**TRY IT:** Return only the number of lines in the records below where the string "Bluetooth" shows up.

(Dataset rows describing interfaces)
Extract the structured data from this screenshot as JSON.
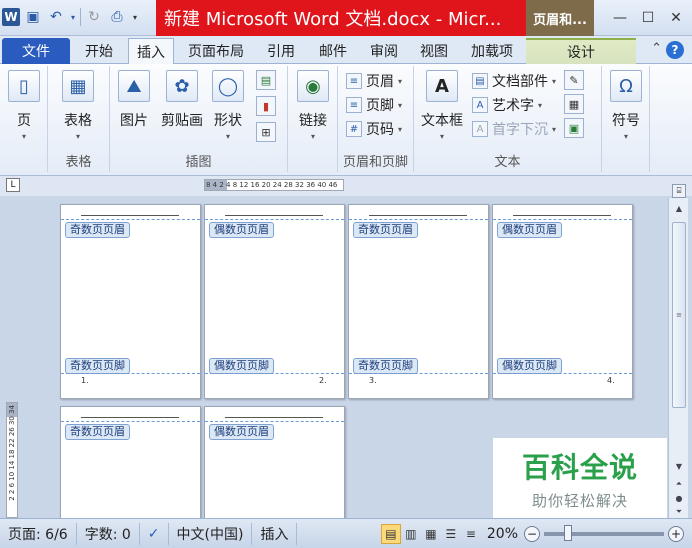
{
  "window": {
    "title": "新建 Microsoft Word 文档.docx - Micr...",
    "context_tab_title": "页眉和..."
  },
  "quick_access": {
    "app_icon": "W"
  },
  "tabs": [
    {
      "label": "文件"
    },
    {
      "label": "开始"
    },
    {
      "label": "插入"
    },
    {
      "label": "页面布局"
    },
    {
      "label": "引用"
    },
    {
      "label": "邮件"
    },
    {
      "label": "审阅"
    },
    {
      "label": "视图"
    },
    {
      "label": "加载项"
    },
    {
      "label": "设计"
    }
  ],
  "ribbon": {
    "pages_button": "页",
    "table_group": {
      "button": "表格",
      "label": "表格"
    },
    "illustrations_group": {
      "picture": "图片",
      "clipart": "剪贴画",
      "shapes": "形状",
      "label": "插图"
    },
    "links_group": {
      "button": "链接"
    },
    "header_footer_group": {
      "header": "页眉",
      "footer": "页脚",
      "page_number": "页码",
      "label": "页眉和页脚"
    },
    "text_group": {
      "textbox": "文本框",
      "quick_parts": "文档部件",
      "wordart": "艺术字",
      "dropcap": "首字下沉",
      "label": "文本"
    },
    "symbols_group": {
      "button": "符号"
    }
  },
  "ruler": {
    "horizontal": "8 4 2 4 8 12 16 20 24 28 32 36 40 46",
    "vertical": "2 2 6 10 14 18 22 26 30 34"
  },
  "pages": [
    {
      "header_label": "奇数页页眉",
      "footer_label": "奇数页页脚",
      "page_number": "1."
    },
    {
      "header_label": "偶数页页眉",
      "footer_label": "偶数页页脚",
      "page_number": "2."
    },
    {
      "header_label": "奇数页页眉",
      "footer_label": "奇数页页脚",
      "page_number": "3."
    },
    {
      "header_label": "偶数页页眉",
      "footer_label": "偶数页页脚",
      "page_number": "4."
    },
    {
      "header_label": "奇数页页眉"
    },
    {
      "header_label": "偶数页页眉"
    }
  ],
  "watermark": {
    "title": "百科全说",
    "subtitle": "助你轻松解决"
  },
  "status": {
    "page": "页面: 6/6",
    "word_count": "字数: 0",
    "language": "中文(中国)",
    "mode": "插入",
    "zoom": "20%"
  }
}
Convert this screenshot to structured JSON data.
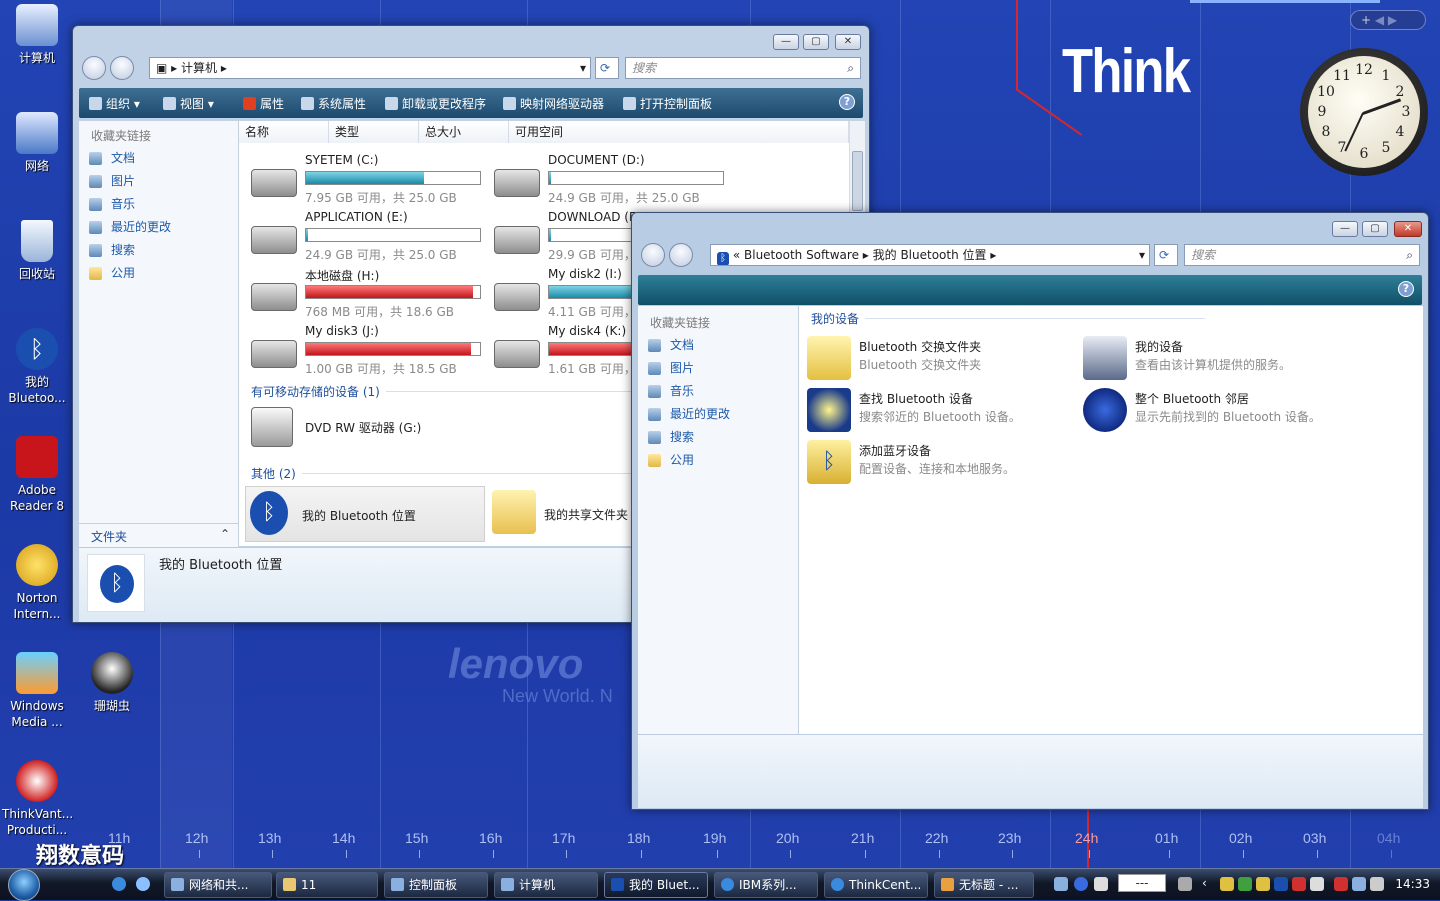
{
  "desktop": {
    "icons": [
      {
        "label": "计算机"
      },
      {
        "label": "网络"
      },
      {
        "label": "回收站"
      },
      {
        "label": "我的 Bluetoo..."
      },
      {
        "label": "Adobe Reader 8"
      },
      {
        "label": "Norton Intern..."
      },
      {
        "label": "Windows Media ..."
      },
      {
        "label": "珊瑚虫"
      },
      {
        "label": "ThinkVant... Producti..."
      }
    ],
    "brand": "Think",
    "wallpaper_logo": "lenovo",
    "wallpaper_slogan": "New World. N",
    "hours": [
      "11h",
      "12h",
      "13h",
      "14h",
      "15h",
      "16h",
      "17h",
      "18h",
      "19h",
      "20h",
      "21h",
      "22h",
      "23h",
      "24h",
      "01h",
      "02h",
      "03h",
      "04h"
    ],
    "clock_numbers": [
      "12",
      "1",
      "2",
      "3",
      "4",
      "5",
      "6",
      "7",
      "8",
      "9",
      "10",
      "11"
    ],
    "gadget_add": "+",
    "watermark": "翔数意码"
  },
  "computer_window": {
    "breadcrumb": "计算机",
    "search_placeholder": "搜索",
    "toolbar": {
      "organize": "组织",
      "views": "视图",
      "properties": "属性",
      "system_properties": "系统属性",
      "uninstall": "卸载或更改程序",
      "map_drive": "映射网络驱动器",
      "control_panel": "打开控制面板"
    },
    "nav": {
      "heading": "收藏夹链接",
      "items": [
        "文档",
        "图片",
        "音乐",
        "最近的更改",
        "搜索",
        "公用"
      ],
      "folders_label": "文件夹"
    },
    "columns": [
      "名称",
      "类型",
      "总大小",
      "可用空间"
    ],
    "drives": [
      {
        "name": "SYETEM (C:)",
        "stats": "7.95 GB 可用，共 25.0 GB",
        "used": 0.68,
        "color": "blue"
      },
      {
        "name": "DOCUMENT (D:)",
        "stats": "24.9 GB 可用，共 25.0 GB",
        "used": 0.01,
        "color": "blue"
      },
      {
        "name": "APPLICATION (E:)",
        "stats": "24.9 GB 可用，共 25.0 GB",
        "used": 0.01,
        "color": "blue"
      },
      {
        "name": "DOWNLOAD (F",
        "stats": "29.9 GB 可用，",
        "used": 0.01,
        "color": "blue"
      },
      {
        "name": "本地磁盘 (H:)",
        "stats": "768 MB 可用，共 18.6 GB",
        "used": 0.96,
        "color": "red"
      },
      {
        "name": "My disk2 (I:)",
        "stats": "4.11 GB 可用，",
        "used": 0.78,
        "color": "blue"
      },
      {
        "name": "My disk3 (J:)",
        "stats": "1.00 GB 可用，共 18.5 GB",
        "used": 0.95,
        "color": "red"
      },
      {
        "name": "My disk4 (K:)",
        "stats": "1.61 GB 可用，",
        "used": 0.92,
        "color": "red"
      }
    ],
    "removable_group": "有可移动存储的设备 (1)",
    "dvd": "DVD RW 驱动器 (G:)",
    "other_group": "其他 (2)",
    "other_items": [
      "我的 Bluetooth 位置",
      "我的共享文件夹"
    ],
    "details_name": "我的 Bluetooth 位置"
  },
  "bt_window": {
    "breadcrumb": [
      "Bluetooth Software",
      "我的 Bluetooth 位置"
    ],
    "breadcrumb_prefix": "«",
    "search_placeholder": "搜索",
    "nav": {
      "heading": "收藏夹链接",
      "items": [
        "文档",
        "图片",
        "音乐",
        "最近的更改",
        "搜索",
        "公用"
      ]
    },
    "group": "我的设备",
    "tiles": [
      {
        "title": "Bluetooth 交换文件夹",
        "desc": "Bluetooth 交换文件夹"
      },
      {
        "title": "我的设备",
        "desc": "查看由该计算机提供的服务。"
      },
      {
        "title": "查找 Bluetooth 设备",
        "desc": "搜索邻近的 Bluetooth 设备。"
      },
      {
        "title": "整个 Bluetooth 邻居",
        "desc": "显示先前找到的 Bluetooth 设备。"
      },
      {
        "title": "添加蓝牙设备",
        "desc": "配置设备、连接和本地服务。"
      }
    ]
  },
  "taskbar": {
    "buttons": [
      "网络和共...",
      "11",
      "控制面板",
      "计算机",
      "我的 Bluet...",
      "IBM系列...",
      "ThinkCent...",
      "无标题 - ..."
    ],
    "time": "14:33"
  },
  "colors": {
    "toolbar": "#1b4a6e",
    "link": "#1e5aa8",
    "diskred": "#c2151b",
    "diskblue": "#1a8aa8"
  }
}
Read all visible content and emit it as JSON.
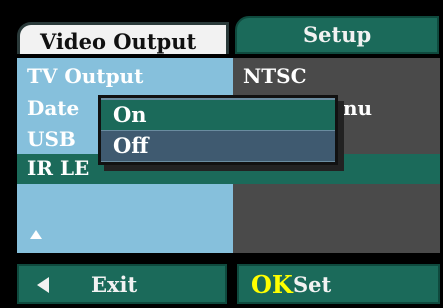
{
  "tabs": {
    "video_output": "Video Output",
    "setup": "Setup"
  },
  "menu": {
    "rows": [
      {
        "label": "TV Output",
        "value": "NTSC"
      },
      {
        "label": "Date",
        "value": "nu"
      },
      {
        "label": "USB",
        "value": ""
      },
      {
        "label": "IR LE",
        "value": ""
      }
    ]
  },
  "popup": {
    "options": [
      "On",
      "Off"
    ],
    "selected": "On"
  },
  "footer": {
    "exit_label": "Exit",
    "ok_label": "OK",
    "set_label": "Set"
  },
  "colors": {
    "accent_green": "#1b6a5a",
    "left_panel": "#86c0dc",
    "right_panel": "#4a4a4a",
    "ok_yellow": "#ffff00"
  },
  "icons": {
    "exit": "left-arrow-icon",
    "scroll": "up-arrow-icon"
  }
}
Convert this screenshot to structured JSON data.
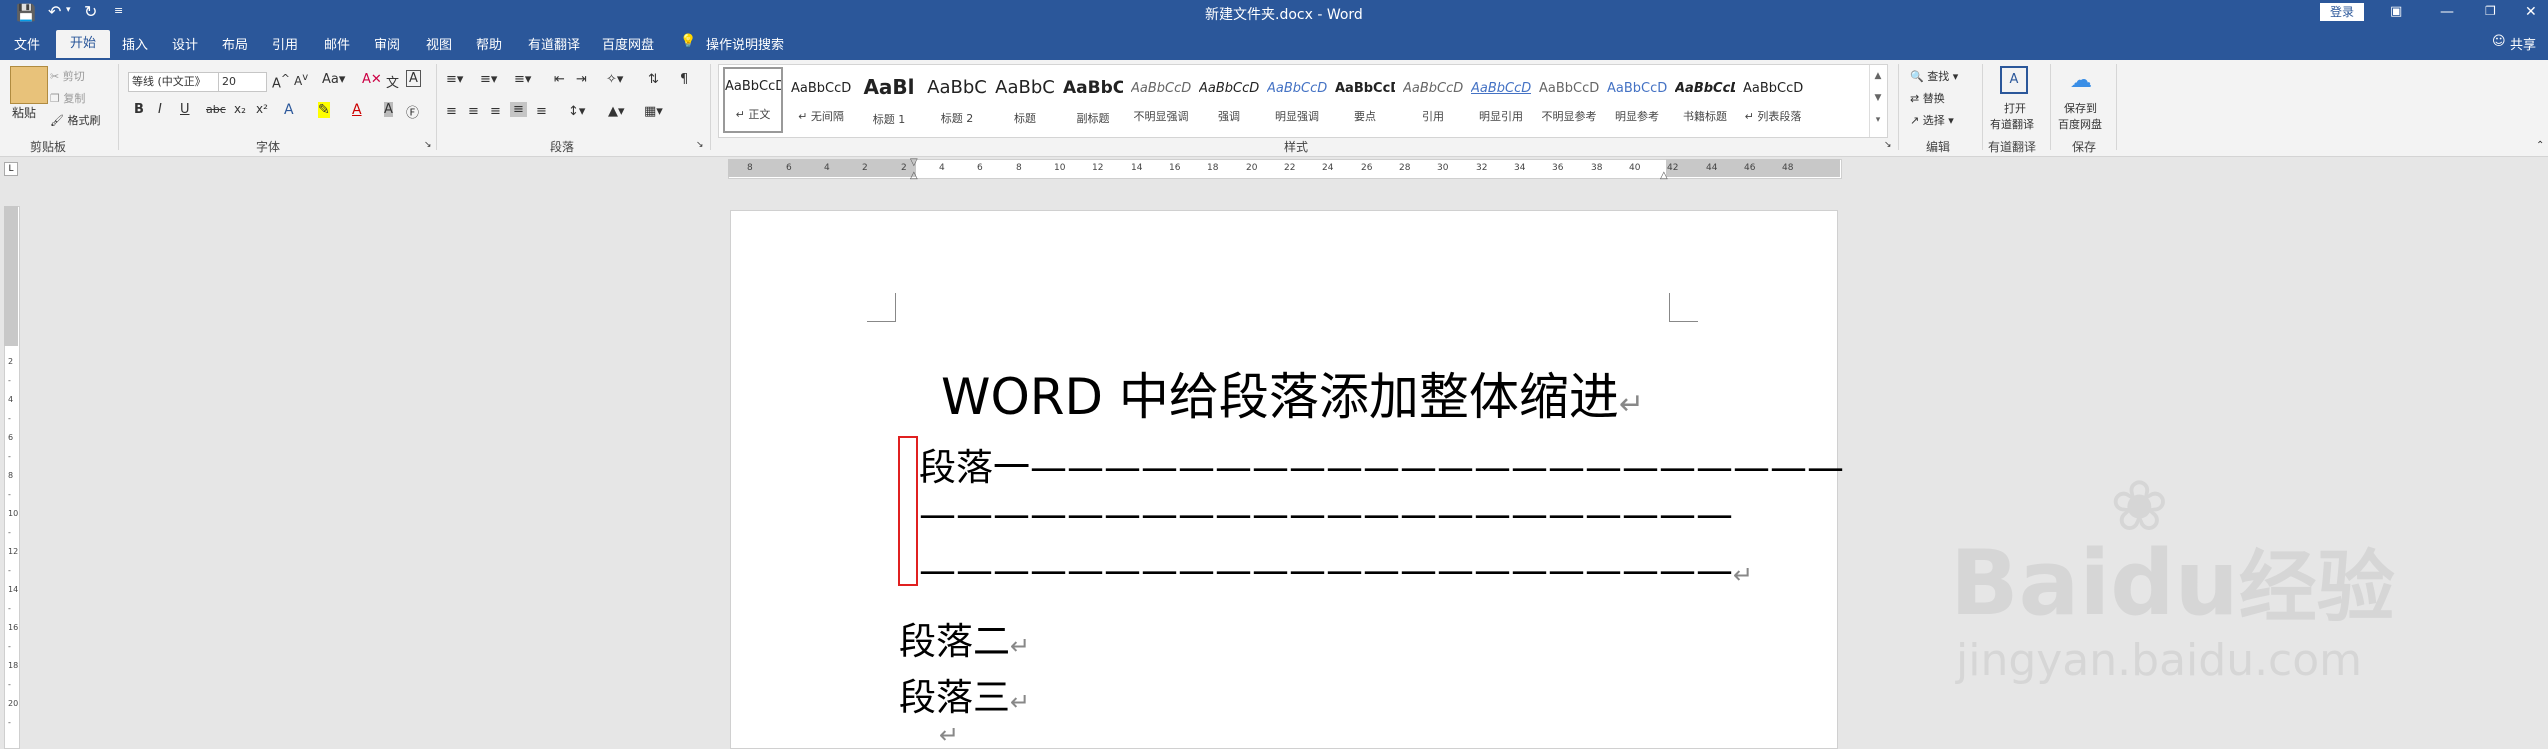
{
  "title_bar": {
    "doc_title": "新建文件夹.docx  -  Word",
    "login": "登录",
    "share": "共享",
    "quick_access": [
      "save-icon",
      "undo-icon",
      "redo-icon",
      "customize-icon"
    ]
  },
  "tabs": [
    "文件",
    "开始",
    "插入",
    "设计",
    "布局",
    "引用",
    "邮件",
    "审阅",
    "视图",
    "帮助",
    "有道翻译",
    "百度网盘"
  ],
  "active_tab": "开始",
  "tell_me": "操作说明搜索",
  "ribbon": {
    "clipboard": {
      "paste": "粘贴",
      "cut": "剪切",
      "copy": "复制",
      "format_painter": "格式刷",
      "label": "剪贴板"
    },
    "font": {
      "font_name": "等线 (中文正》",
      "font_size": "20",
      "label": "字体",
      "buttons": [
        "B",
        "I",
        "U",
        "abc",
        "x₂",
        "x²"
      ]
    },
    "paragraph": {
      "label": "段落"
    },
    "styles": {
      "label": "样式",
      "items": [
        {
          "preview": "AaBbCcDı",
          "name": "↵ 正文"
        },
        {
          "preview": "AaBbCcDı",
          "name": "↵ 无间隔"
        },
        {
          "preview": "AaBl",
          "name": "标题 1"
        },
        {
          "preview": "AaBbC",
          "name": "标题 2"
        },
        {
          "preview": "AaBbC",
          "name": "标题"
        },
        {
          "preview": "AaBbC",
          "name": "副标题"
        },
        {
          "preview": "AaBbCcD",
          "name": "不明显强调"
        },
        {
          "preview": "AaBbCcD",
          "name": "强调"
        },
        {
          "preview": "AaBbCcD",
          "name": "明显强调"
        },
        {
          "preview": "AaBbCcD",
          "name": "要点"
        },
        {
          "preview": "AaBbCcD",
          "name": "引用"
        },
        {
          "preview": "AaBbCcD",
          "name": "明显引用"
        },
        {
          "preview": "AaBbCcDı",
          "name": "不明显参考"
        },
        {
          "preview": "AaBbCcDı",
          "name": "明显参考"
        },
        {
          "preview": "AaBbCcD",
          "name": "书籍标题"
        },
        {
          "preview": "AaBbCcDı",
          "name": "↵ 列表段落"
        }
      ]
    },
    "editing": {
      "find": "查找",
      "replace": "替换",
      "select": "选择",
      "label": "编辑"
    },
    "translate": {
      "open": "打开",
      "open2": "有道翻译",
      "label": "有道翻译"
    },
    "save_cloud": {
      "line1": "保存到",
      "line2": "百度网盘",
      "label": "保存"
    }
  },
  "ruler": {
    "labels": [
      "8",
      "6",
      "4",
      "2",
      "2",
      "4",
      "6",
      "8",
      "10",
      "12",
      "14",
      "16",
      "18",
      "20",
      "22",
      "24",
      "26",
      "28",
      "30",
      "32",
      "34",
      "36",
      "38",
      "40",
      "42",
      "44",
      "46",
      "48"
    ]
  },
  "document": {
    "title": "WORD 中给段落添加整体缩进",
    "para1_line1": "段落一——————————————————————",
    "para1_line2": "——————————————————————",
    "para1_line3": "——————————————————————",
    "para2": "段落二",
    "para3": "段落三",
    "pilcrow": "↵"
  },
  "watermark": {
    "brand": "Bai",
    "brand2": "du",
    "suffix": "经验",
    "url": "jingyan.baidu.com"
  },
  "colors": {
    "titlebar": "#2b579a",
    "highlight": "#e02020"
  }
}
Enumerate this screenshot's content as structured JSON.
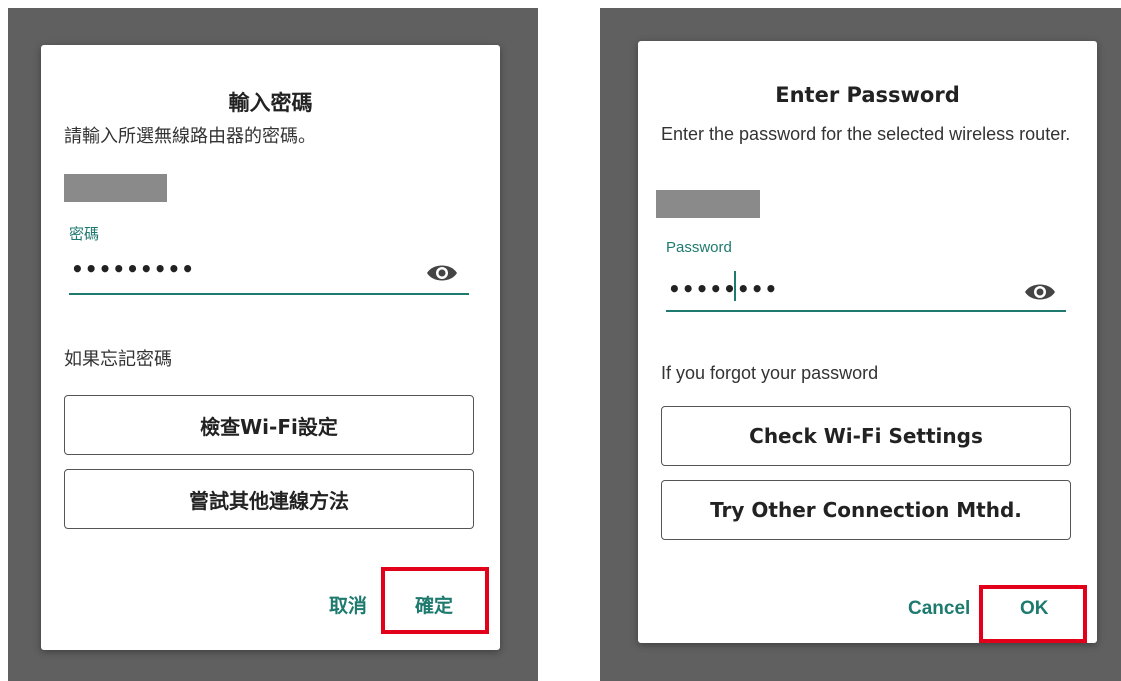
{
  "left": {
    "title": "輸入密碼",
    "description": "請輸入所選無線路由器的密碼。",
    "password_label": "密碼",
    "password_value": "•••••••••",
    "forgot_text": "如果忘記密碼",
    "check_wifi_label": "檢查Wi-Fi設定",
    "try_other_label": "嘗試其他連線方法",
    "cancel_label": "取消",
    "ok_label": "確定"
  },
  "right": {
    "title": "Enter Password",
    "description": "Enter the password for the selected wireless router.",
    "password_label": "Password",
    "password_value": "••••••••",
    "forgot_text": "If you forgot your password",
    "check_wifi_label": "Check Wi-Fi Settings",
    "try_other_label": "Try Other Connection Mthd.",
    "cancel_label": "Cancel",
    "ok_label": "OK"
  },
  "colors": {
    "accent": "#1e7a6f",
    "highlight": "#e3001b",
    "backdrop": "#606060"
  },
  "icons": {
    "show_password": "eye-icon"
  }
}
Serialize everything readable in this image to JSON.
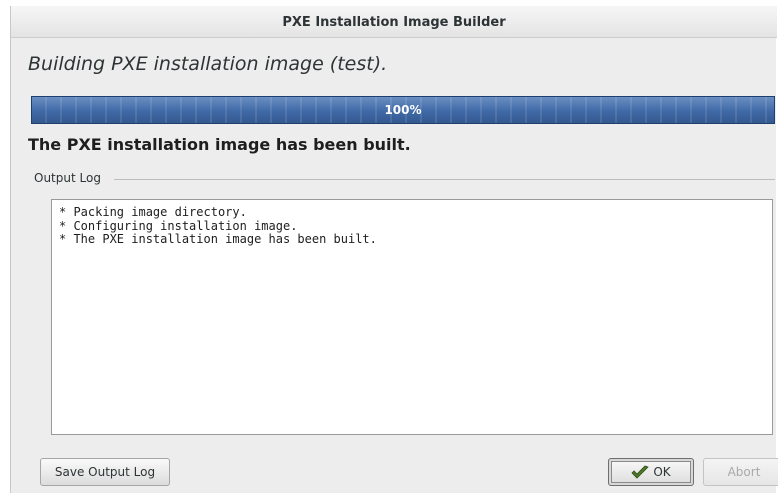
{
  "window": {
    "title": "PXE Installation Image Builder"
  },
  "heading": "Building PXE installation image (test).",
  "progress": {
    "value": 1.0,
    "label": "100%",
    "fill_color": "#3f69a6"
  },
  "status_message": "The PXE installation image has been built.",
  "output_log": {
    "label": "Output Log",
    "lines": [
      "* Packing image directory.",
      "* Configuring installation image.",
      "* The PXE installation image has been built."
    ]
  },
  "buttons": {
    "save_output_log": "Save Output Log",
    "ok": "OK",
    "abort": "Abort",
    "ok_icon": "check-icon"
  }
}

**WRITTEN RESPONSE:** 10